Order (of the Dying Orchid) is a band I discovered during my tenure writing for Punk Planet. Every month and a half or so I'd receive a box of 10 records to review and usually one or two were pretty tolerable. Most however, were obnoxiously boring to listen to, look at and difficult to write about because they were so uninspiring (even in an overtly negative way). One record that stuck out the most in my year and a half writing for PP was the Order side of their split with the Ultra Dolphins. I was finishing my reviews late the night they were due (as I tend to do with everything) and when I put their side on it made me instantly nostalgic for my formative years of getting into punk rock. Not because they resembled any of the music I heard at that time or that they were even a fast punk band, but because they had an urgency and were the type of band I should have been listening to growing up. Now that I've established myself as a cynical mid-20's know-it-all I rarely come across bands I feel an instant connection to, but I certainly felt it with Order.

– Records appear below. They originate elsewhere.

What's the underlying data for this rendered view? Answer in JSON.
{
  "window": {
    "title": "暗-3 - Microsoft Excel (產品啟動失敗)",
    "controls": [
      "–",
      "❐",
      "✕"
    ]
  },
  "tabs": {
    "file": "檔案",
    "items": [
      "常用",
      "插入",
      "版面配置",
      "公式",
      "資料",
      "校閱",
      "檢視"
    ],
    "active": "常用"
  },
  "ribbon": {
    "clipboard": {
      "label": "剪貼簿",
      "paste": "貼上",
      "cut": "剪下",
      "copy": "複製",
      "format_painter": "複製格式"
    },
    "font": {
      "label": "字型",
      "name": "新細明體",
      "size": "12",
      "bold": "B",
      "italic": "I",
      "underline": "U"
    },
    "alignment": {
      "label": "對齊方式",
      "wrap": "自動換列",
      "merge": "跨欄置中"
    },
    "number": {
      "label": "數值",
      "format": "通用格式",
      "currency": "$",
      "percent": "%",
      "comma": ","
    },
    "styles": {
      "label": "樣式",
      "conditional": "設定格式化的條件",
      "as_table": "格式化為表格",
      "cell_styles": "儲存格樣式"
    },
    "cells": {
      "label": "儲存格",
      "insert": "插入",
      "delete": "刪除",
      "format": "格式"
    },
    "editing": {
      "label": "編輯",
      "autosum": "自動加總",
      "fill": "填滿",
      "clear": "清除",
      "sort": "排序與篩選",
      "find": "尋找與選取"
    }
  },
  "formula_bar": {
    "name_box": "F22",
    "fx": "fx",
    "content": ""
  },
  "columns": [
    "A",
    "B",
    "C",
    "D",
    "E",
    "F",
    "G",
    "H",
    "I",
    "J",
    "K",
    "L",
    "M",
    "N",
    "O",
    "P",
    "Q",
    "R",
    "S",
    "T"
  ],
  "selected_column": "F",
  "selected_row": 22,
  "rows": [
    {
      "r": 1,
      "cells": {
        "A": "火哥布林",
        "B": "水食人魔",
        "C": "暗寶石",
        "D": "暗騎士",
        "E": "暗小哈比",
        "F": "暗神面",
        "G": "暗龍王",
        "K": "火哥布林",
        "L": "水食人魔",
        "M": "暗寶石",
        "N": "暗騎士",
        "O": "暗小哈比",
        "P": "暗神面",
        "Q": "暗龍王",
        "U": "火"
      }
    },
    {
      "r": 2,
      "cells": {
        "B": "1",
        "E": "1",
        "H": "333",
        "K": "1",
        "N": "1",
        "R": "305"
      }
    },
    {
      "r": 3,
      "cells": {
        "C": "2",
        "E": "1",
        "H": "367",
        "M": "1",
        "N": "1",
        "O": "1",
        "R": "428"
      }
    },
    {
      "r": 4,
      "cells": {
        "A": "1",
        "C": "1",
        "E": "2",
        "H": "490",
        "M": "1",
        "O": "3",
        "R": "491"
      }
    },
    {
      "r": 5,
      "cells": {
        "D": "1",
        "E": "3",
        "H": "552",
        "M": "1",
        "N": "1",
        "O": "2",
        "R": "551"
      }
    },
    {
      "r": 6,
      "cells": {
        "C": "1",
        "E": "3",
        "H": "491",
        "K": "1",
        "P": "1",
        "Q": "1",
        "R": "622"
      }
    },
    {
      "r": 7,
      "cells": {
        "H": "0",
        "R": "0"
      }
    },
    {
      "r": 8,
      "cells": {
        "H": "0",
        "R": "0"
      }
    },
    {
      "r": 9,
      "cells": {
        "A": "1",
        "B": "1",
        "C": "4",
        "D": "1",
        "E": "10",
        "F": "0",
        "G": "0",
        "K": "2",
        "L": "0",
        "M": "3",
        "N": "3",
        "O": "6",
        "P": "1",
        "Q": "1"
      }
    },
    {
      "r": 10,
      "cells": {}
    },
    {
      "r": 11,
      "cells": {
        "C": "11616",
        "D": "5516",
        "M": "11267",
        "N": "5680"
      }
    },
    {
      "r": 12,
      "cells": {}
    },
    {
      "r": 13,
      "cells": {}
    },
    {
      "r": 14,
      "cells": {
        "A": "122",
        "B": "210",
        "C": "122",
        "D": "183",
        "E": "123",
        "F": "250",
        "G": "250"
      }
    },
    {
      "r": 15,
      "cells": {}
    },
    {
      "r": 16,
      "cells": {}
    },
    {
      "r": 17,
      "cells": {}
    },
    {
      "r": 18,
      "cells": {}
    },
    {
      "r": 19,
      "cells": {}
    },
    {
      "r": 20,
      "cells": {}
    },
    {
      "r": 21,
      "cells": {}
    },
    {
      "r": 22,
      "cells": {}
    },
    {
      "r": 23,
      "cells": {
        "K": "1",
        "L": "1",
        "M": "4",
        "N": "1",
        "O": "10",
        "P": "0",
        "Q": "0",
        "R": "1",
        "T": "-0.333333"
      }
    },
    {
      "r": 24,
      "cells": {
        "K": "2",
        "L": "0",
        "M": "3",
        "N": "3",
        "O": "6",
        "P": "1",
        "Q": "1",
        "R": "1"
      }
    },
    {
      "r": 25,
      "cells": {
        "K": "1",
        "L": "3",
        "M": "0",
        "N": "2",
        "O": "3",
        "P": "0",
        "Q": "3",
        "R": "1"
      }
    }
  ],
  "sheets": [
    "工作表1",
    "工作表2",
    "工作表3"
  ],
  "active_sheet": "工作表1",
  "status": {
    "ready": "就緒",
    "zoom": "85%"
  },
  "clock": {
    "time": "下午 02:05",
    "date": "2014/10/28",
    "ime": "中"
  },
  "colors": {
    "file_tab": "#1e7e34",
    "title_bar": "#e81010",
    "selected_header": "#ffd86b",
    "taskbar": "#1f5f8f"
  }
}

They blend jittery late-70's post-punk, 80's Dischord aesthetic and 60's psych-pop into this interesting, distorted mess I can't get enough of. I imagine them to be the kind of band you'd see at at a hot, crowded party in shitty part of town and though they might be a drunken disaster, you walk away in a similar haze feeling like you've just seen the best band ever.

Order - Split with Ultra Dolphins

Order's Myspace

Tuesday, December 4, 2007

The Comfortable People - Weight of the World & In August, 1977

At the request of my friend Matt, I have uploaded the other two Comfortable People EP's, In August, 1977 and Weight of the World. The latter contains an excellent cover of Neutral Milk Hotel's classic "The King of Carrot Flowers Pt One." The former has a cover of Lee Hazelwood's "These Boots are Made for Walking. If you checked out Sings Different but Familiar in my last post, you know what to expect - tuneful indie-pop with lush twee tendencies. These two eps are more of the same.

The Comfortable People - Weight of the World

The Comfortable People - In August, 1977

The Comfortable People on Myspace